Filter the entries beneath this task, copying only the lines that hold the word "Tools".

#### PROVIDED RECORDS ####

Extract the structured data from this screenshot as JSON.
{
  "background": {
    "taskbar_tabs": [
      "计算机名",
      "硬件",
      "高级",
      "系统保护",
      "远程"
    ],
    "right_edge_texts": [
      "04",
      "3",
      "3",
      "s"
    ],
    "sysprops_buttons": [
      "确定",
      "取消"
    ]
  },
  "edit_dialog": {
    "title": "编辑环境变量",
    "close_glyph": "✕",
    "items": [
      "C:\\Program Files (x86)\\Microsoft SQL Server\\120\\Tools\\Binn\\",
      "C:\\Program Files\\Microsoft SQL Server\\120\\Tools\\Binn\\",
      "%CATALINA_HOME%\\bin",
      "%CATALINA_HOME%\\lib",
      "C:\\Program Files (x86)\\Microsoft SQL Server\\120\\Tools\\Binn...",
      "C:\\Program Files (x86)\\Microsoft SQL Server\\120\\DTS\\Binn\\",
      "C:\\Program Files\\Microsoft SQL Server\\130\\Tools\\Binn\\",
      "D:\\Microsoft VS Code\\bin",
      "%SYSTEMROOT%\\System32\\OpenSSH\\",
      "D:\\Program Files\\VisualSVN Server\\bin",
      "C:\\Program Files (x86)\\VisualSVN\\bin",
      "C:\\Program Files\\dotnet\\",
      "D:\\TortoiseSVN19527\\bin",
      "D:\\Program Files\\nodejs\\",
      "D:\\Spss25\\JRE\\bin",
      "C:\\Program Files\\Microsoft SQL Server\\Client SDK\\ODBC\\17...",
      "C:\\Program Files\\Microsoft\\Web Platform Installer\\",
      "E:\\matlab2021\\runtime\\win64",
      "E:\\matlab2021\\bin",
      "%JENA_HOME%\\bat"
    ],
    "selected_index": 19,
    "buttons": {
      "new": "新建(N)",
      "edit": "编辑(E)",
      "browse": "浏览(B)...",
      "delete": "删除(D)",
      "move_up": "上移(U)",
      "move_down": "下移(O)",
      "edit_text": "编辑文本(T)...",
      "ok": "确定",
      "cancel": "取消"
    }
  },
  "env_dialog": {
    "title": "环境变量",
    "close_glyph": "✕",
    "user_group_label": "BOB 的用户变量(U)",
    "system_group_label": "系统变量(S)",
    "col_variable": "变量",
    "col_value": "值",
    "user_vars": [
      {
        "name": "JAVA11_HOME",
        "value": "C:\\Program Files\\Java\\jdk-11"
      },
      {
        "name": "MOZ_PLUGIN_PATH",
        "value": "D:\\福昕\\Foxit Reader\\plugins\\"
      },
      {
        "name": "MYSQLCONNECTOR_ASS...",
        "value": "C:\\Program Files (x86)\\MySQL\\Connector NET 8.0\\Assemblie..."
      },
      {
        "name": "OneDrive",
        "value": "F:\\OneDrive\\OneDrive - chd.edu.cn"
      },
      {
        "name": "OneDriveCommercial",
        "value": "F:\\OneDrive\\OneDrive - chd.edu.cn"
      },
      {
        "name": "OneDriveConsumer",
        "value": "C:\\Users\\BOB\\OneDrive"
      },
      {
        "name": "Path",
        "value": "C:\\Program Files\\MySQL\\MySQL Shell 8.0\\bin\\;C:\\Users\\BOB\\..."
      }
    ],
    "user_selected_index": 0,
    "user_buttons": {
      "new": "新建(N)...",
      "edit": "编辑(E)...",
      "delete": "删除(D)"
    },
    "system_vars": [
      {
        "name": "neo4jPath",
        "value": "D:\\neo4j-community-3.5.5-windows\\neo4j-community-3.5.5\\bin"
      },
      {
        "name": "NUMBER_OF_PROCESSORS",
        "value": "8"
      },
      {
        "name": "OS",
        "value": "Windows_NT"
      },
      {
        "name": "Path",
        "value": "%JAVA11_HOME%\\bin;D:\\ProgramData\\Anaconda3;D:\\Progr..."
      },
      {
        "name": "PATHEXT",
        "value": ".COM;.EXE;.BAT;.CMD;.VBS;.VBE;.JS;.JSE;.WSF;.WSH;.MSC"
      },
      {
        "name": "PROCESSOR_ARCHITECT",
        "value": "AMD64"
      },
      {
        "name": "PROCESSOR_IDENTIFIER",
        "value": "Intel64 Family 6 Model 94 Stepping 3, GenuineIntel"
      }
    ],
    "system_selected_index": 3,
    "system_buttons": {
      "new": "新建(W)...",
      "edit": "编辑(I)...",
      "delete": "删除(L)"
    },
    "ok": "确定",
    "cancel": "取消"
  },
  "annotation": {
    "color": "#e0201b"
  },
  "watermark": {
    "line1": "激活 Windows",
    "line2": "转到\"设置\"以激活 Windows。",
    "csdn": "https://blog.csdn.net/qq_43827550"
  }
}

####

■ **TASK RESPONSE**:
      "C:\\Program Files (x86)\\Microsoft SQL Server\\120\\Tools\\Binn\\",
      "C:\\Program Files\\Microsoft SQL Server\\120\\Tools\\Binn\\",
      "C:\\Program Files (x86)\\Microsoft SQL Server\\120\\Tools\\Binn...",
      "C:\\Program Files\\Microsoft SQL Server\\130\\Tools\\Binn\\",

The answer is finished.